Although not much larger than a small hatchback, the Ox has a payload of two tonnes, making it more practical than a cab-chassis ute, and the flexible design means it can carry anything from thee pallets, to ten passengers in the rear, with a fold-down ramp in the tailgate to ease loading and unloading.
Construction sees a ladder frame chassis underpinning the platform, with bonded wooden panels (which are the same left-to-right) making up the bodywork, and providing additional torsional rigidity while keeping weight down.
The body is designed so that the panels, and glazing, all of which are flat, can fit between the chassis rails, meaning the Ox doesn’t need to be crated for shipping, saving cost and space.
Six Ox kits, including engine and transmission can be packed into a single 12 metre shipping container, with assembly said to take a team of three less than 12 hours without the need for special tools - and just like an Ikea package, all the tools required are included with the Ox.

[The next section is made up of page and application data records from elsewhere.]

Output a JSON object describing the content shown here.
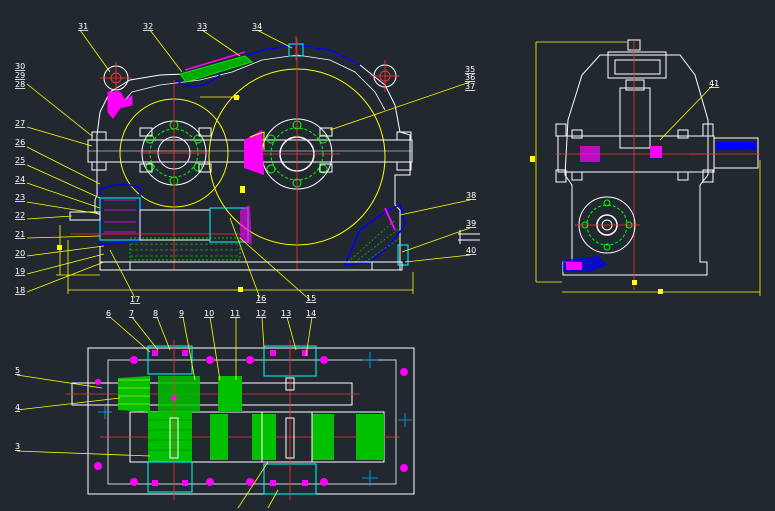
{
  "colors": {
    "background": "#212830",
    "outline": "#ffffff",
    "dimension": "#ffff00",
    "centerline": "#ff3030",
    "leader": "#ffff00",
    "hatch_green": "#00c000",
    "fill_blue": "#0000ff",
    "magenta": "#ff00ff",
    "cyan": "#00ffff",
    "green": "#00ff00"
  },
  "labels": {
    "front": [
      "31",
      "32",
      "33",
      "34",
      "35",
      "36",
      "37",
      "30",
      "29",
      "28",
      "27",
      "26",
      "25",
      "24",
      "23",
      "22",
      "21",
      "20",
      "19",
      "18",
      "17",
      "16",
      "15",
      "38",
      "39",
      "40"
    ],
    "side": [
      "41"
    ],
    "plan": [
      "6",
      "7",
      "8",
      "9",
      "10",
      "11",
      "12",
      "13",
      "14",
      "5",
      "4",
      "3"
    ]
  }
}
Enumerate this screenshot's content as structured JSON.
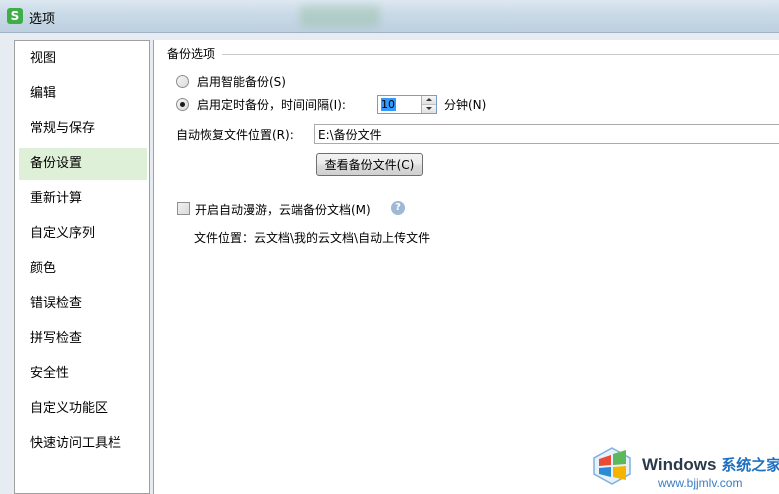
{
  "window": {
    "title": "选项",
    "app_icon_glyph": "S",
    "app_icon_color": "#3fae49"
  },
  "sidebar": {
    "selected_index": 3,
    "items": [
      {
        "label": "视图"
      },
      {
        "label": "编辑"
      },
      {
        "label": "常规与保存"
      },
      {
        "label": "备份设置"
      },
      {
        "label": "重新计算"
      },
      {
        "label": "自定义序列"
      },
      {
        "label": "颜色"
      },
      {
        "label": "错误检查"
      },
      {
        "label": "拼写检查"
      },
      {
        "label": "安全性"
      },
      {
        "label": "自定义功能区"
      },
      {
        "label": "快速访问工具栏"
      }
    ]
  },
  "backup": {
    "section_title": "备份选项",
    "smart_backup_label": "启用智能备份(S)",
    "smart_backup_checked": false,
    "timed_backup_label": "启用定时备份，时间间隔(I):",
    "timed_backup_checked": true,
    "interval_value": "10",
    "interval_unit": "分钟(N)",
    "recovery_location_label": "自动恢复文件位置(R):",
    "recovery_location_value": "E:\\备份文件",
    "view_backup_button": "查看备份文件(C)"
  },
  "cloud": {
    "roaming_label": "开启自动漫游，云端备份文档(M)",
    "roaming_checked": false,
    "help_glyph": "?",
    "file_location_text": "文件位置：云文档\\我的云文档\\自动上传文件"
  },
  "watermark": {
    "brand": "Windows",
    "brand_cn": "系统之家",
    "url": "www.bjjmlv.com"
  }
}
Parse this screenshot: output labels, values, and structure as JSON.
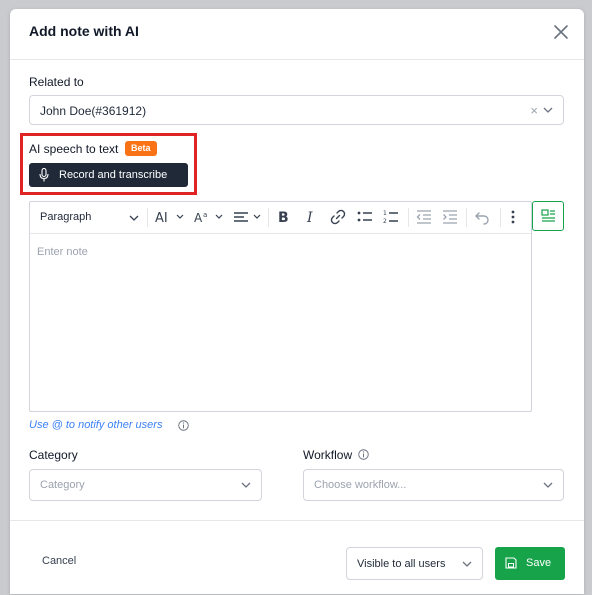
{
  "modal": {
    "title": "Add note with AI"
  },
  "related": {
    "label": "Related to",
    "value": "John Doe(#361912)",
    "clear_glyph": "×"
  },
  "ai_speech": {
    "label": "AI speech to text",
    "badge": "Beta",
    "button_label": "Record and transcribe"
  },
  "editor": {
    "paragraph_label": "Paragraph",
    "placeholder": "Enter note",
    "toolbar_icons": [
      "font-size-icon",
      "text-style-icon",
      "align-icon",
      "bold-icon",
      "italic-icon",
      "link-icon",
      "bullet-list-icon",
      "numbered-list-icon",
      "outdent-icon",
      "indent-icon",
      "undo-icon",
      "more-icon"
    ]
  },
  "hint": {
    "text": "Use @ to notify other users"
  },
  "category": {
    "label": "Category",
    "placeholder": "Category"
  },
  "workflow": {
    "label": "Workflow",
    "placeholder": "Choose workflow..."
  },
  "footer": {
    "cancel_label": "Cancel",
    "visibility_value": "Visible to all users",
    "save_label": "Save"
  },
  "colors": {
    "accent_green": "#16a34a",
    "badge_orange": "#f97316",
    "highlight_red": "#e02424",
    "dark_button": "#1f2937",
    "link_blue": "#3b82f6"
  }
}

The mechanical package borrows a 73kW 2.2 litre diesel from the Ford Transit, mated to a six-speed manual gearbox and front wheel drive. Suspension is via a simple fully independent leading/trailing arm setup.
Four wheel drive is a possibility, according to Murray, but thanks to the high ground clearance and short front and rear overhangs, the Ox performs well enough off road that the added cost and complexity may not be required.
Right now the Ox is just a prototype, with the company responsible for bringing it to life, Global Vehicle Trust, on the hunt for investors to make it a production reality. Until that happens there’s no word on pricing, but with the aim of putting some of the poorest regions in the world on wheels that target will need to be set remarkably low.